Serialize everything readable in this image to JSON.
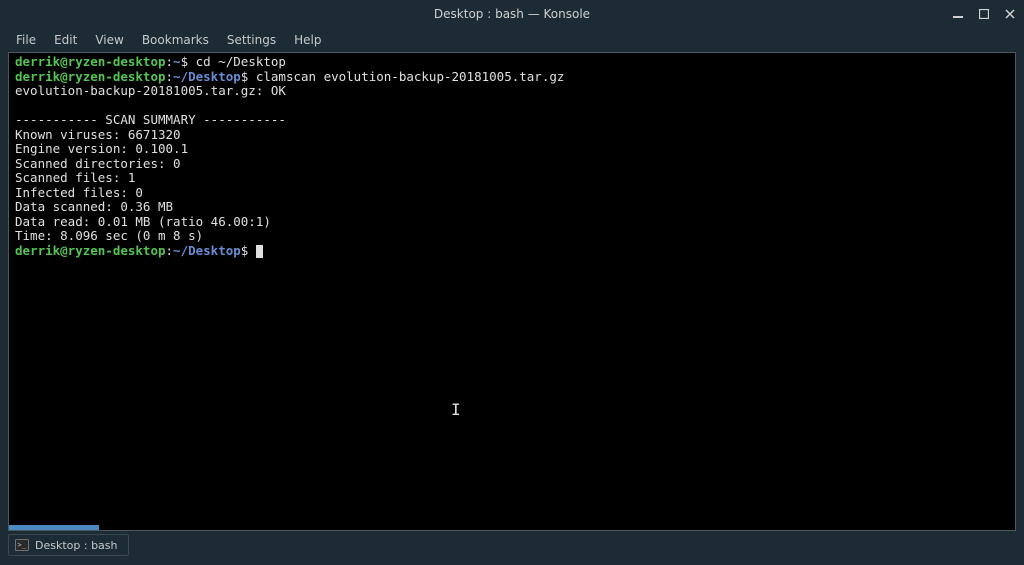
{
  "window": {
    "title": "Desktop : bash — Konsole"
  },
  "menu": {
    "file": "File",
    "edit": "Edit",
    "view": "View",
    "bookmarks": "Bookmarks",
    "settings": "Settings",
    "help": "Help"
  },
  "terminal": {
    "prompt_user": "derrik@ryzen-desktop",
    "home_path": "~",
    "desktop_path": "~/Desktop",
    "dollar": "$",
    "colon": ":",
    "cmd1": "cd ~/Desktop",
    "cmd2": "clamscan evolution-backup-20181005.tar.gz",
    "out_ok": "evolution-backup-20181005.tar.gz: OK",
    "blank": "",
    "sep": "----------- SCAN SUMMARY -----------",
    "s1": "Known viruses: 6671320",
    "s2": "Engine version: 0.100.1",
    "s3": "Scanned directories: 0",
    "s4": "Scanned files: 1",
    "s5": "Infected files: 0",
    "s6": "Data scanned: 0.36 MB",
    "s7": "Data read: 0.01 MB (ratio 46.00:1)",
    "s8": "Time: 8.096 sec (0 m 8 s)"
  },
  "tab": {
    "label": "Desktop : bash"
  }
}
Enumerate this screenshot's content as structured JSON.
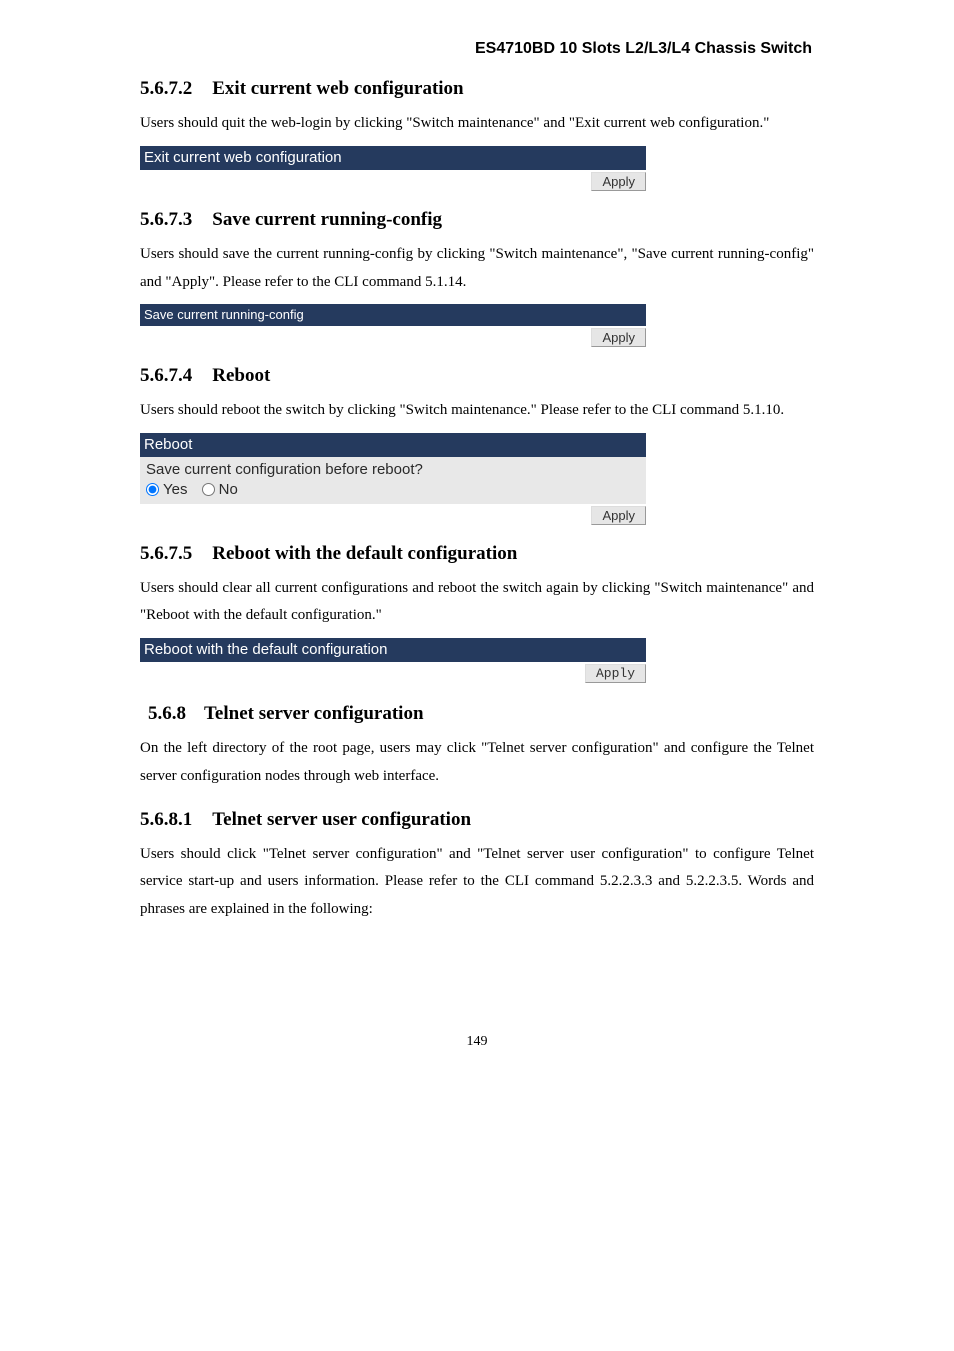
{
  "header": {
    "product_title": "ES4710BD 10 Slots L2/L3/L4 Chassis Switch"
  },
  "s1": {
    "num": "5.6.7.2",
    "title": "Exit current web configuration",
    "body": "Users should quit the web-login by clicking \"Switch maintenance\" and \"Exit current web configuration.\"",
    "bar_label": "Exit current web configuration",
    "apply_label": "Apply"
  },
  "s2": {
    "num": "5.6.7.3",
    "title": "Save current running-config",
    "body": "Users should save the current running-config by clicking \"Switch maintenance\", \"Save current running-config\" and \"Apply\". Please refer to the CLI command 5.1.14.",
    "bar_label": "Save current running-config",
    "apply_label": "Apply"
  },
  "s3": {
    "num": "5.6.7.4",
    "title": "Reboot",
    "body": "Users should reboot the switch by clicking \"Switch maintenance.\" Please refer to the CLI command 5.1.10.",
    "bar_label": "Reboot",
    "question": "Save current configuration before reboot?",
    "opt_yes": "Yes",
    "opt_no": "No",
    "apply_label": "Apply"
  },
  "s4": {
    "num": "5.6.7.5",
    "title": "Reboot with the default configuration",
    "body": "Users should clear all current configurations and reboot the switch again by clicking \"Switch maintenance\" and \"Reboot with the default configuration.\"",
    "bar_label": "Reboot with the default configuration",
    "apply_label": "Apply"
  },
  "s5": {
    "num": "5.6.8",
    "title": "Telnet server configuration",
    "body": "On the left directory of the root page, users may click \"Telnet server configuration\" and configure the Telnet server configuration nodes through web interface."
  },
  "s6": {
    "num": "5.6.8.1",
    "title": "Telnet server user configuration",
    "body": "Users should click \"Telnet server configuration\" and \"Telnet server user configuration\" to configure Telnet service start-up and users information. Please refer to the CLI command 5.2.2.3.3 and 5.2.2.3.5. Words and phrases are explained in the following:"
  },
  "footer": {
    "page_number": "149"
  }
}
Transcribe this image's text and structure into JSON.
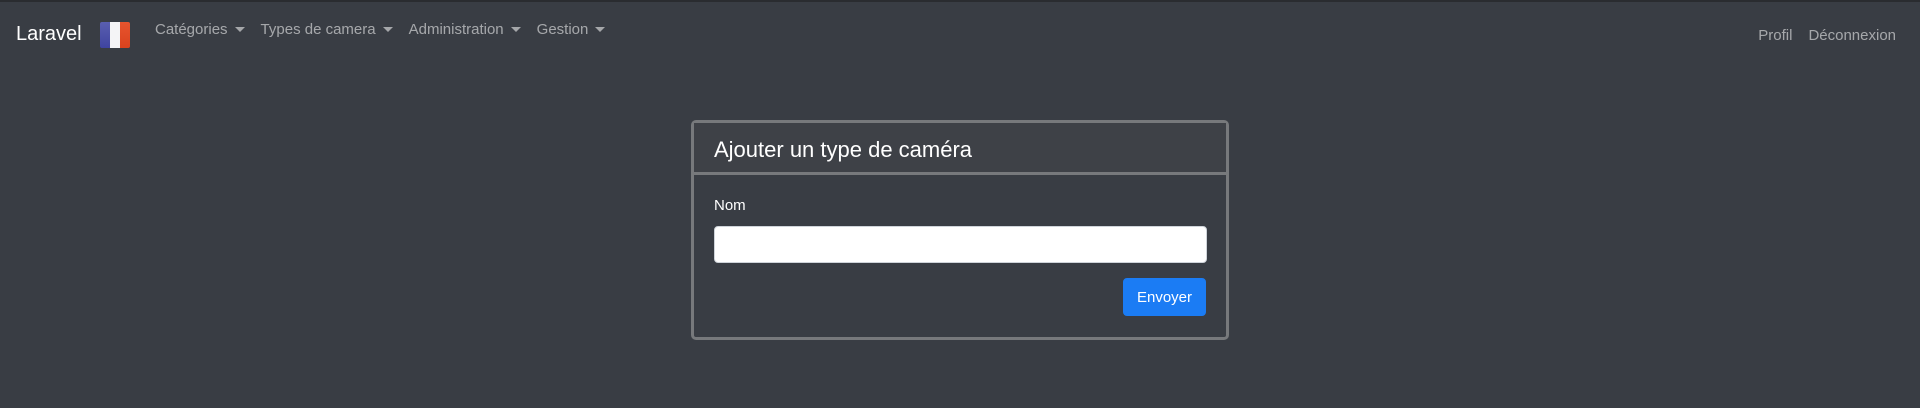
{
  "navbar": {
    "brand": "Laravel",
    "flag_icon": "france-flag-icon",
    "menu": [
      {
        "label": "Catégories"
      },
      {
        "label": "Types de camera"
      },
      {
        "label": "Administration"
      },
      {
        "label": "Gestion"
      }
    ],
    "right": [
      {
        "label": "Profil"
      },
      {
        "label": "Déconnexion"
      }
    ]
  },
  "card": {
    "title": "Ajouter un type de caméra",
    "name_label": "Nom",
    "name_value": "",
    "submit_label": "Envoyer"
  },
  "colors": {
    "background": "#393d44",
    "accent": "#1b7cf4",
    "card_border": "#77797c"
  }
}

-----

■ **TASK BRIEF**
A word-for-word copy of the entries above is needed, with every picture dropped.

■ **SOLUTION FOR THIS EXERCISE**
Serialize everything readable in this image to JSON.
{
  "window": {
    "title": "Desktop : bash — Konsole"
  },
  "menu": {
    "file": "File",
    "edit": "Edit",
    "view": "View",
    "bookmarks": "Bookmarks",
    "settings": "Settings",
    "help": "Help"
  },
  "terminal": {
    "prompt_user": "derrik@ryzen-desktop",
    "home_path": "~",
    "desktop_path": "~/Desktop",
    "dollar": "$",
    "colon": ":",
    "cmd1": "cd ~/Desktop",
    "cmd2": "clamscan evolution-backup-20181005.tar.gz",
    "out_ok": "evolution-backup-20181005.tar.gz: OK",
    "blank": "",
    "sep": "----------- SCAN SUMMARY -----------",
    "s1": "Known viruses: 6671320",
    "s2": "Engine version: 0.100.1",
    "s3": "Scanned directories: 0",
    "s4": "Scanned files: 1",
    "s5": "Infected files: 0",
    "s6": "Data scanned: 0.36 MB",
    "s7": "Data read: 0.01 MB (ratio 46.00:1)",
    "s8": "Time: 8.096 sec (0 m 8 s)"
  },
  "tab": {
    "label": "Desktop : bash"
  }
}
Enumerate this screenshot's content as structured JSON.
{
  "header": {
    "product_title": "ES4710BD 10 Slots L2/L3/L4 Chassis Switch"
  },
  "s1": {
    "num": "5.6.7.2",
    "title": "Exit current web configuration",
    "body": "Users should quit the web-login by clicking \"Switch maintenance\" and \"Exit current web configuration.\"",
    "bar_label": "Exit current web configuration",
    "apply_label": "Apply"
  },
  "s2": {
    "num": "5.6.7.3",
    "title": "Save current running-config",
    "body": "Users should save the current running-config by clicking \"Switch maintenance\", \"Save current running-config\" and \"Apply\". Please refer to the CLI command 5.1.14.",
    "bar_label": "Save current running-config",
    "apply_label": "Apply"
  },
  "s3": {
    "num": "5.6.7.4",
    "title": "Reboot",
    "body": "Users should reboot the switch by clicking \"Switch maintenance.\" Please refer to the CLI command 5.1.10.",
    "bar_label": "Reboot",
    "question": "Save current configuration before reboot?",
    "opt_yes": "Yes",
    "opt_no": "No",
    "apply_label": "Apply"
  },
  "s4": {
    "num": "5.6.7.5",
    "title": "Reboot with the default configuration",
    "body": "Users should clear all current configurations and reboot the switch again by clicking \"Switch maintenance\" and \"Reboot with the default configuration.\"",
    "bar_label": "Reboot with the default configuration",
    "apply_label": "Apply"
  },
  "s5": {
    "num": "5.6.8",
    "title": "Telnet server configuration",
    "body": "On the left directory of the root page, users may click \"Telnet server configuration\" and configure the Telnet server configuration nodes through web interface."
  },
  "s6": {
    "num": "5.6.8.1",
    "title": "Telnet server user configuration",
    "body": "Users should click \"Telnet server configuration\" and \"Telnet server user configuration\" to configure Telnet service start-up and users information. Please refer to the CLI command 5.2.2.3.3 and 5.2.2.3.5. Words and phrases are explained in the following:"
  },
  "footer": {
    "page_number": "149"
  }
}
Transcribe this image's text and structure into JSON.
{
  "navbar": {
    "brand": "Laravel",
    "flag_icon": "france-flag-icon",
    "menu": [
      {
        "label": "Catégories"
      },
      {
        "label": "Types de camera"
      },
      {
        "label": "Administration"
      },
      {
        "label": "Gestion"
      }
    ],
    "right": [
      {
        "label": "Profil"
      },
      {
        "label": "Déconnexion"
      }
    ]
  },
  "card": {
    "title": "Ajouter un type de caméra",
    "name_label": "Nom",
    "name_value": "",
    "submit_label": "Envoyer"
  },
  "colors": {
    "background": "#393d44",
    "accent": "#1b7cf4",
    "card_border": "#77797c"
  }
}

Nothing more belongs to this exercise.